Various Options: Daily steroid or antihistamines nasal sprays (fluticasone, azelastine) are helpful. Determining exactly what you could be sensitized to in order to practice appropriate avoidance measures is also important. If medications and avoidance are not effective or not feasible allergen immunotherapy (allergy shots) could be an option as well. Other meds include Sudafed, Mucinex, (guaifenesin) Afrin, oral antihistamines ...Read more
Could be!: Without understanding the circumstances and the type of reaction, it is impossible to answer the question. If you started the new medicine, and experienced a reaction, it could be due to allergy to the medication. ...Read more

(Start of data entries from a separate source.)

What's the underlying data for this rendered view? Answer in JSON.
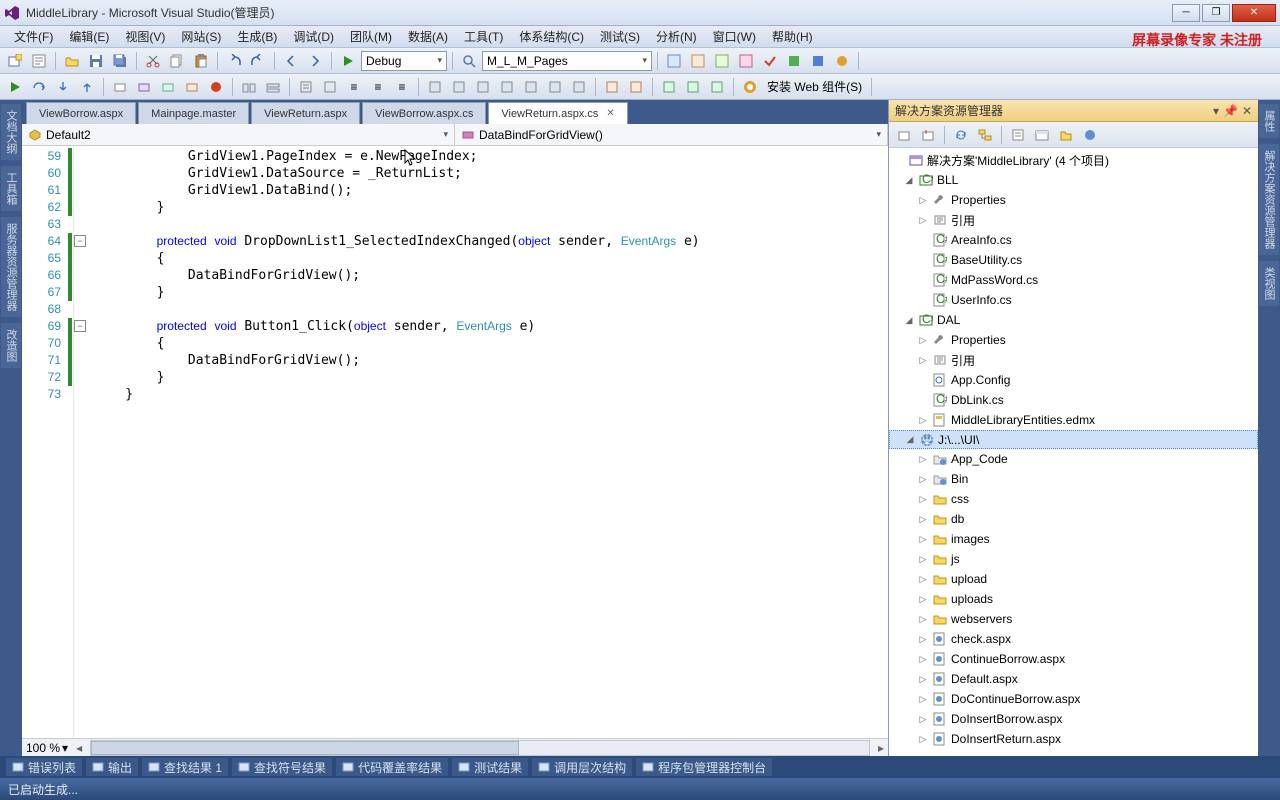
{
  "title": "MiddleLibrary - Microsoft Visual Studio(管理员)",
  "watermark": "屏幕录像专家 未注册",
  "menu": [
    "文件(F)",
    "编辑(E)",
    "视图(V)",
    "网站(S)",
    "生成(B)",
    "调试(D)",
    "团队(M)",
    "数据(A)",
    "工具(T)",
    "体系结构(C)",
    "测试(S)",
    "分析(N)",
    "窗口(W)",
    "帮助(H)"
  ],
  "toolbar1": {
    "config": "Debug",
    "search": "M_L_M_Pages",
    "install": "安装 Web 组件(S)"
  },
  "tabs": [
    {
      "label": "ViewBorrow.aspx"
    },
    {
      "label": "Mainpage.master"
    },
    {
      "label": "ViewReturn.aspx"
    },
    {
      "label": "ViewBorrow.aspx.cs"
    },
    {
      "label": "ViewReturn.aspx.cs",
      "active": true
    }
  ],
  "classDropdown": "Default2",
  "methodDropdown": "DataBindForGridView()",
  "lines": [
    59,
    60,
    61,
    62,
    63,
    64,
    65,
    66,
    67,
    68,
    69,
    70,
    71,
    72,
    73
  ],
  "zoom": "100 %",
  "solutionExplorer": {
    "title": "解决方案资源管理器",
    "root": "解决方案'MiddleLibrary' (4 个项目)",
    "projects": [
      {
        "name": "BLL",
        "children": [
          {
            "name": "Properties",
            "kind": "props"
          },
          {
            "name": "引用",
            "kind": "ref"
          },
          {
            "name": "AreaInfo.cs",
            "kind": "cs"
          },
          {
            "name": "BaseUtility.cs",
            "kind": "cs"
          },
          {
            "name": "MdPassWord.cs",
            "kind": "cs"
          },
          {
            "name": "UserInfo.cs",
            "kind": "cs"
          }
        ]
      },
      {
        "name": "DAL",
        "children": [
          {
            "name": "Properties",
            "kind": "props"
          },
          {
            "name": "引用",
            "kind": "ref"
          },
          {
            "name": "App.Config",
            "kind": "config"
          },
          {
            "name": "DbLink.cs",
            "kind": "cs"
          },
          {
            "name": "MiddleLibraryEntities.edmx",
            "kind": "edmx"
          }
        ]
      },
      {
        "name": "J:\\...\\UI\\",
        "selected": true,
        "children": [
          {
            "name": "App_Code",
            "kind": "folder2"
          },
          {
            "name": "Bin",
            "kind": "folder2"
          },
          {
            "name": "css",
            "kind": "folder"
          },
          {
            "name": "db",
            "kind": "folder"
          },
          {
            "name": "images",
            "kind": "folder"
          },
          {
            "name": "js",
            "kind": "folder"
          },
          {
            "name": "upload",
            "kind": "folder"
          },
          {
            "name": "uploads",
            "kind": "folder"
          },
          {
            "name": "webservers",
            "kind": "folder"
          },
          {
            "name": "check.aspx",
            "kind": "aspx"
          },
          {
            "name": "ContinueBorrow.aspx",
            "kind": "aspx"
          },
          {
            "name": "Default.aspx",
            "kind": "aspx"
          },
          {
            "name": "DoContinueBorrow.aspx",
            "kind": "aspx"
          },
          {
            "name": "DoInsertBorrow.aspx",
            "kind": "aspx"
          },
          {
            "name": "DoInsertReturn.aspx",
            "kind": "aspx"
          }
        ]
      }
    ]
  },
  "bottomTabs": [
    "错误列表",
    "输出",
    "查找结果 1",
    "查找符号结果",
    "代码覆盖率结果",
    "测试结果",
    "调用层次结构",
    "程序包管理器控制台"
  ],
  "status": "已启动生成...",
  "leftDock": [
    "文档大纲",
    "工具箱",
    "服务器资源管理器",
    "改造图"
  ],
  "rightDock": [
    "属性",
    "解决方案资源管理器",
    "类视图"
  ]
}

No cure yet, but...: Allergy shots (allergen immunotherapy) is currently the only treatment that is disease modifiying, meaning it can change how the body responds to exposure to allergens. It is "natural" and long lasting effects carry on after shots are stopped. It works for most, but not all people. Closest thing to a cure so far..... For more read my blog at: http://www.Familyallergyasthmacare.Com/2013/03/its-no. ...Read more
OTC Allergy: Not fair. Truly, it is trial-and-error. What works best for you might not work best for someone else. Loratadine is the weakest binding non-sedating antihistamine; Cetirizine is the strongest binding non-sedating antihistamine. Benadryl (diphenhydramine) works better than both but it makes people sleepy. ...Read more
Several choices: The most effective treatment for relief of seasonal allergies are prescription nasal steroid sprays (qnasl, nasonex, (mometasone) rhinocort, flonase). If symptoms are mild then over the counter zyrtec, claritin, or Allegra can help. It's best to start treating seasonal allergies before the "season" starts. This is a prevention approach. If the above meds haven't controlled symptoms, consider allergy shots. ...Read more
Big question: There are a lot of allergy medications & your time span is enormous. Could you take a medication that expired last month? Yes. Last year? Yes, but it might not work as well. Five years ago? Sure but why bother? Medications don't become dangerous as they age just gradually less effective. One exception is Epinephrine it rapidly loses effectiveness after expiration & its needed to save lives. ...Read more
Think whole airway: Upper airway allergies trigger clear, watery discharge along with itch and congestion; this can tickle the back of throat: thus cough - but lower airway involvement must be considered. Allergies can cause cough through asthma-like reactions (or outright cough asthma). Albuterol inhaler +\-montelukast worth a try after oral antihistamines and nasal steroids/antihistamines. ...Read moreSee 2 more doctor answers
Varies: Each child may respond differently to allergy medicines, all of the second generation antihistamines can be effective. These include loratadine, Cetirizine and fexofenadine. Each medication is dosed once daily and causes minimal sedation or behavioral effects. ...Read moreSee 1 more doctor answer
ALLERGIC RHINITIS : YES:Allergic rhinitis causes Swelling of nasal mucosa/itchy eyes /post nasal drip. You can do nasal irrigation with Neil Med system. Zaditor (ketotifen) Eye Drops and Claritin & Flonase are all effective. If symptoms persist follow up with your doctor for exam and labs ...Read moreSee 1 more doctor answer
It depends on the : Specific type of medicine and the amount of the overdose. Are you considering taking an overdose? Are you considering suicide as an option? You can call the national suicide hotlines 24/7 at 1-800-suicide (1-800-784-2433) or 1-800-273 – talk (1-800-273-8255). For active suicide thoughts with a strong urge please be seen at your nearest er. Follow on psychological/ psychiatric care is important. ...Read more
Allergies occur when your immune system is triggered by envirionmental factors it should ignore--for example, pollen in the air, or dander on a cat or dog--and creates cells to fight against them. An allergic reaction typically causes itching, congestion, or drainage, and ...Read more